      It seems to me that when Democrats collect taxes, the money is used in the community. When Republicans collect taxes, the money goes elsewhere.

      I have tutored children from Minnesota and Illinois schools in reading, so I know the education system is broken. Schools and teachers that perform well should not have funding cut especially when Republicans like Sheila Harsdorf are benefitting from farm subsidies and then turning around and telling me that my children’s education has to be sacrificed to balance a budget shortfall caused by Scott Walker giving money to his owners.

      Can you understand how frustrating it is when those of us in the middle class who work hard to try and get ahead never see any of that money “trickling down”?

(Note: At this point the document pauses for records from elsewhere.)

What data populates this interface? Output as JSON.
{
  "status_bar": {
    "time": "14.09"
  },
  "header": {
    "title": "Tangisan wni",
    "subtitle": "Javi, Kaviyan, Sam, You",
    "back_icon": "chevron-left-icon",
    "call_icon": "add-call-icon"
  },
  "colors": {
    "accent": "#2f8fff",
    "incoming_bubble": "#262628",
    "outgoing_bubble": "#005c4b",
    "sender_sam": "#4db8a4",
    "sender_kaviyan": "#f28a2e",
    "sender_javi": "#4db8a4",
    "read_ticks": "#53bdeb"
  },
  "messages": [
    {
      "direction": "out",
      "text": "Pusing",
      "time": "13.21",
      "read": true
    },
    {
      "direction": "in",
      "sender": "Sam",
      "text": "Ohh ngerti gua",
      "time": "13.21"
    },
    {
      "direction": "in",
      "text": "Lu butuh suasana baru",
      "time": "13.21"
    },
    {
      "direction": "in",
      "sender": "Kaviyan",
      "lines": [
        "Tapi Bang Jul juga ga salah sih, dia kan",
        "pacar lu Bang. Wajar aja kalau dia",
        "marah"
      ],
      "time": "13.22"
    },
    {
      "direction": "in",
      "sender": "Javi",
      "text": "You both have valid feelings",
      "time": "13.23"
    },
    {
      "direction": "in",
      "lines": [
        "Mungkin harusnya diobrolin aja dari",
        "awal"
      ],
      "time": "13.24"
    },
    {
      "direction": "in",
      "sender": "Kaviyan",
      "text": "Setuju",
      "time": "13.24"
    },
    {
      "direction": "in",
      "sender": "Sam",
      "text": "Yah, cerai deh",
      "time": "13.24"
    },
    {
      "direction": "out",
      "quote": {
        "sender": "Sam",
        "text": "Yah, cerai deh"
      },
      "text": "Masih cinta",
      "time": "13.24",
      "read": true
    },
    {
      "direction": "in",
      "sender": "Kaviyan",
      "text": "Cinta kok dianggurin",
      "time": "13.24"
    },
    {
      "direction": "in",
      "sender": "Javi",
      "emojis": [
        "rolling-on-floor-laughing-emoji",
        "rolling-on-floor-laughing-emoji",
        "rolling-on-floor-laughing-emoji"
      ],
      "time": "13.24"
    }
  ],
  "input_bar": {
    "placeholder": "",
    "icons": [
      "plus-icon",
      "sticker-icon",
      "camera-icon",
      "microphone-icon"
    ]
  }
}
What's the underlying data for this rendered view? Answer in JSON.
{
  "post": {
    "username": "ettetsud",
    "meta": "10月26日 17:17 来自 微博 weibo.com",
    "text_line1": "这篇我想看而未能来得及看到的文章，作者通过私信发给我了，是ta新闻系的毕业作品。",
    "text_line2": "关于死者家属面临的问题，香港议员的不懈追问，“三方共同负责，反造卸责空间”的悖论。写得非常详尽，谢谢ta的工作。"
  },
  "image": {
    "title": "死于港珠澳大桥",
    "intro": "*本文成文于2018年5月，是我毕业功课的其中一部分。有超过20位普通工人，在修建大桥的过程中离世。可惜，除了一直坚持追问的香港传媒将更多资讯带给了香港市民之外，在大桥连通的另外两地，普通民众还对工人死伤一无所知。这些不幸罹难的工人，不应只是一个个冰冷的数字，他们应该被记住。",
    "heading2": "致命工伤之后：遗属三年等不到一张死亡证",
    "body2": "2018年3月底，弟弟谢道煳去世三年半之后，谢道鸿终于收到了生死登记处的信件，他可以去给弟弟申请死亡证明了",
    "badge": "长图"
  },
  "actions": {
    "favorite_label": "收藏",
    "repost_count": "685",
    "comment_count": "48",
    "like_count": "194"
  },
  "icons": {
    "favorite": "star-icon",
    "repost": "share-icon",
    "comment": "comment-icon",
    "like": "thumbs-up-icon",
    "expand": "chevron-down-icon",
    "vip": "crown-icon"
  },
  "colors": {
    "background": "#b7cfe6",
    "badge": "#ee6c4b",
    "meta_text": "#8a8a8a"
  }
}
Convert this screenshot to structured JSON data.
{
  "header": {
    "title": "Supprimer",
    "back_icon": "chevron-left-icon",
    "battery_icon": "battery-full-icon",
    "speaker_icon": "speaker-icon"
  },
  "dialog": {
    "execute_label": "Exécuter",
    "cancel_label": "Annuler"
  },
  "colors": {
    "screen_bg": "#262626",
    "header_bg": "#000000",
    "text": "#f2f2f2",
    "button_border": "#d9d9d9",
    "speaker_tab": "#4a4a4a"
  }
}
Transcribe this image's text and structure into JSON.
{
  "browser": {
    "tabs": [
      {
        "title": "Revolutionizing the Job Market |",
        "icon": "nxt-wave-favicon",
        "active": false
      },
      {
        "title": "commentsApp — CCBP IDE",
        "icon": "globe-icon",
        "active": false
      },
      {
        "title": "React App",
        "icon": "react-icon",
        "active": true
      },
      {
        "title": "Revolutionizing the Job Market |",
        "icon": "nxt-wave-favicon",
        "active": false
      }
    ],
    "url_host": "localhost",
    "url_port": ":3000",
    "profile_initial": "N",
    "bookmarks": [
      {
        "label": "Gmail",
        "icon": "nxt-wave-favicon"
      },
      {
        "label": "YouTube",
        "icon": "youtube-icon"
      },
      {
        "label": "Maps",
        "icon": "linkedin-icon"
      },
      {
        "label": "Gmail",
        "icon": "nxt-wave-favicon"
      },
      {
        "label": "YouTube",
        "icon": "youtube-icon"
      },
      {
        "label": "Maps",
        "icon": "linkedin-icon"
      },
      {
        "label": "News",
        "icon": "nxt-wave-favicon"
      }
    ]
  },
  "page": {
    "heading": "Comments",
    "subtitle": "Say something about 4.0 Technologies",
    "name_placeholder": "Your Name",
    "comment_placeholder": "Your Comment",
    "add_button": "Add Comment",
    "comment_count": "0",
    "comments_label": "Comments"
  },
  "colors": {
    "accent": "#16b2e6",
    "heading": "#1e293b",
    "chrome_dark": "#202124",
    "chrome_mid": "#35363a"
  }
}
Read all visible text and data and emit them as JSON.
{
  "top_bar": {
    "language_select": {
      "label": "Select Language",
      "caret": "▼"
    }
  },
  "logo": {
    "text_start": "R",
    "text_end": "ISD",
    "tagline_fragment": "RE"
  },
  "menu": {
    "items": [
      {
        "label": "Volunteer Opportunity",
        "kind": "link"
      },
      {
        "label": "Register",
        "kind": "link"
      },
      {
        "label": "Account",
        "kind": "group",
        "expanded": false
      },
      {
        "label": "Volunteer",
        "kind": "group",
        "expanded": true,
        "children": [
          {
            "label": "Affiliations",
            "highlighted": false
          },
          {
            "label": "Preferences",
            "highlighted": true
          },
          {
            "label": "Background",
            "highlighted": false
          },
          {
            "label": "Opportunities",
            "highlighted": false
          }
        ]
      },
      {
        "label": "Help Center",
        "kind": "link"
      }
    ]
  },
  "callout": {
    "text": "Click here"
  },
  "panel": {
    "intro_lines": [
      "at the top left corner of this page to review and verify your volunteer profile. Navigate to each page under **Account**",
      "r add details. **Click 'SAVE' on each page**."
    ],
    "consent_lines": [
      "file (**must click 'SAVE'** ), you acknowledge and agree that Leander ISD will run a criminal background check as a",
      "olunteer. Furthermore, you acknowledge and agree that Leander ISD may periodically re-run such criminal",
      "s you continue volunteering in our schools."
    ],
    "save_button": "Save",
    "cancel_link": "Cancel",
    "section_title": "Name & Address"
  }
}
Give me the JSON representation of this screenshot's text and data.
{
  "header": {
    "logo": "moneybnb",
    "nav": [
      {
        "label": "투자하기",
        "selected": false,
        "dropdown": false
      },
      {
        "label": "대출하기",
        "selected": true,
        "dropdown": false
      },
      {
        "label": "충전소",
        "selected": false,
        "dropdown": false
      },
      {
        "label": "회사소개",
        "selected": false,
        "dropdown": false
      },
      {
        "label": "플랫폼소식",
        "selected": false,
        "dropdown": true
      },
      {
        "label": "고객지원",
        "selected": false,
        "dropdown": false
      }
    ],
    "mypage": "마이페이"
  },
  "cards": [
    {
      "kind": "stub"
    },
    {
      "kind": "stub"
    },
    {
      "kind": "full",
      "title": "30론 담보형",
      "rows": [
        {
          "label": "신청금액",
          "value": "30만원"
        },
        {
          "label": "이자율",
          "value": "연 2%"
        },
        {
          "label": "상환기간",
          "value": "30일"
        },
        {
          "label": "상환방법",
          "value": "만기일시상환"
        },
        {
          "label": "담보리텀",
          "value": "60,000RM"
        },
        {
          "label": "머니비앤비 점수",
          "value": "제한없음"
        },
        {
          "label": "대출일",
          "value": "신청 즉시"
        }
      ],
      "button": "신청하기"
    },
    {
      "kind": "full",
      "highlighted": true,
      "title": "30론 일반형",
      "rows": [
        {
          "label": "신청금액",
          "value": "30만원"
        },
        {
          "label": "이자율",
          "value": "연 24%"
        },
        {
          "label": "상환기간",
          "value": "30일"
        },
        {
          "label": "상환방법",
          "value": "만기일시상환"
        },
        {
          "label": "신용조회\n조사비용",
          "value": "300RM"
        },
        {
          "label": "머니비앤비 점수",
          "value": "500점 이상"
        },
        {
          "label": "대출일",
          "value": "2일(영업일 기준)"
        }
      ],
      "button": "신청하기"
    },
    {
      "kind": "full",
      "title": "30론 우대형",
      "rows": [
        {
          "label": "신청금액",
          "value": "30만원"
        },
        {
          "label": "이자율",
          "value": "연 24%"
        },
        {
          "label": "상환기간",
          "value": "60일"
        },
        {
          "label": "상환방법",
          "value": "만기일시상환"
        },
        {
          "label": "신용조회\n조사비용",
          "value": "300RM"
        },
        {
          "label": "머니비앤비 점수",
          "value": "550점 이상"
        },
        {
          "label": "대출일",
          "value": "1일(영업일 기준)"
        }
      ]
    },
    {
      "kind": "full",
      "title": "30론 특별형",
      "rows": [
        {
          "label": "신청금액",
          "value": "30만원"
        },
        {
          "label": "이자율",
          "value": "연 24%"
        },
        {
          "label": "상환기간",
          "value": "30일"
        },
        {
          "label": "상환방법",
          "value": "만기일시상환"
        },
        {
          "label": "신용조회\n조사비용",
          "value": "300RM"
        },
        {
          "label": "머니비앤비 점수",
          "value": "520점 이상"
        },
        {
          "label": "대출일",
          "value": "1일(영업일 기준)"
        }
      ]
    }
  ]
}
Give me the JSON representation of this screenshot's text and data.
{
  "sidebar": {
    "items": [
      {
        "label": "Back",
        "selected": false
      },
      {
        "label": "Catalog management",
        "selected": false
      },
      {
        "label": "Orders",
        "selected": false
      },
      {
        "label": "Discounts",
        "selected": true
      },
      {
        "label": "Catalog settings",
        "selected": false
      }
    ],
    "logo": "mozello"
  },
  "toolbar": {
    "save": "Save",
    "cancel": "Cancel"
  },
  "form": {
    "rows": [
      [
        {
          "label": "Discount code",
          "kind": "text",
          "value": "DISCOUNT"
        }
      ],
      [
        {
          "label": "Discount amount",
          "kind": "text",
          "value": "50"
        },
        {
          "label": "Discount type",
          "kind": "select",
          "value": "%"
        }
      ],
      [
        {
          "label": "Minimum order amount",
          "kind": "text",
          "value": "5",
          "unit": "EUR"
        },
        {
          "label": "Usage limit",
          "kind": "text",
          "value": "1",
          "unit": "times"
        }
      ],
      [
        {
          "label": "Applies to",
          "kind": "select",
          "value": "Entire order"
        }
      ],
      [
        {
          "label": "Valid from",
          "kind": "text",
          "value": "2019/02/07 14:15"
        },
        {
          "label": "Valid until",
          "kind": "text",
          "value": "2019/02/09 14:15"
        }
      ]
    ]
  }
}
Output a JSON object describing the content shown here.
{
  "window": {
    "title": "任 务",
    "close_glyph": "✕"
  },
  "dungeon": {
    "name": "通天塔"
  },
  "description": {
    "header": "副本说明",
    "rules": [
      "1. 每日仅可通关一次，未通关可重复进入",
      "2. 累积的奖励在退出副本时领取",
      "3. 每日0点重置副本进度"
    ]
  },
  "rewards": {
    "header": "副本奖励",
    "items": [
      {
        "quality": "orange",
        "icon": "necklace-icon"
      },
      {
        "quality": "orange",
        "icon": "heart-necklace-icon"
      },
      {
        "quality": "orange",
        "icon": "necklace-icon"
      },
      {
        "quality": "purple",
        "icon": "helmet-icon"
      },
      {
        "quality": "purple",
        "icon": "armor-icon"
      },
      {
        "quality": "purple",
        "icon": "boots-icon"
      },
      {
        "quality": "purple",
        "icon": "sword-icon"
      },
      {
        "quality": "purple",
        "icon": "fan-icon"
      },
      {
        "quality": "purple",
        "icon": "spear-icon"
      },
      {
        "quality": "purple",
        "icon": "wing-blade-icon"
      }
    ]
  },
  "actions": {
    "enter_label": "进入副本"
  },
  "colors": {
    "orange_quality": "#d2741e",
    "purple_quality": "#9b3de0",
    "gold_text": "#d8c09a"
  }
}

      I will rent “Waiting for Superman”. Again, I appreciate no venom and hatred directed at me. I’m just frustrated.

Leave a Reply

Please log in using one of these methods to post your comment:

Google+ photo

You are commenting using your Google+ account. Log Out /  Change )

Twitter picture

You are commenting using your Twitter account. Log Out /  Change )

Facebook photo

You are commenting using your Facebook account. Log Out /  Change )


Connecting to %s

This site uses Akismet to reduce spam. Learn how your comment data is processed.

Watch & Listen LIVE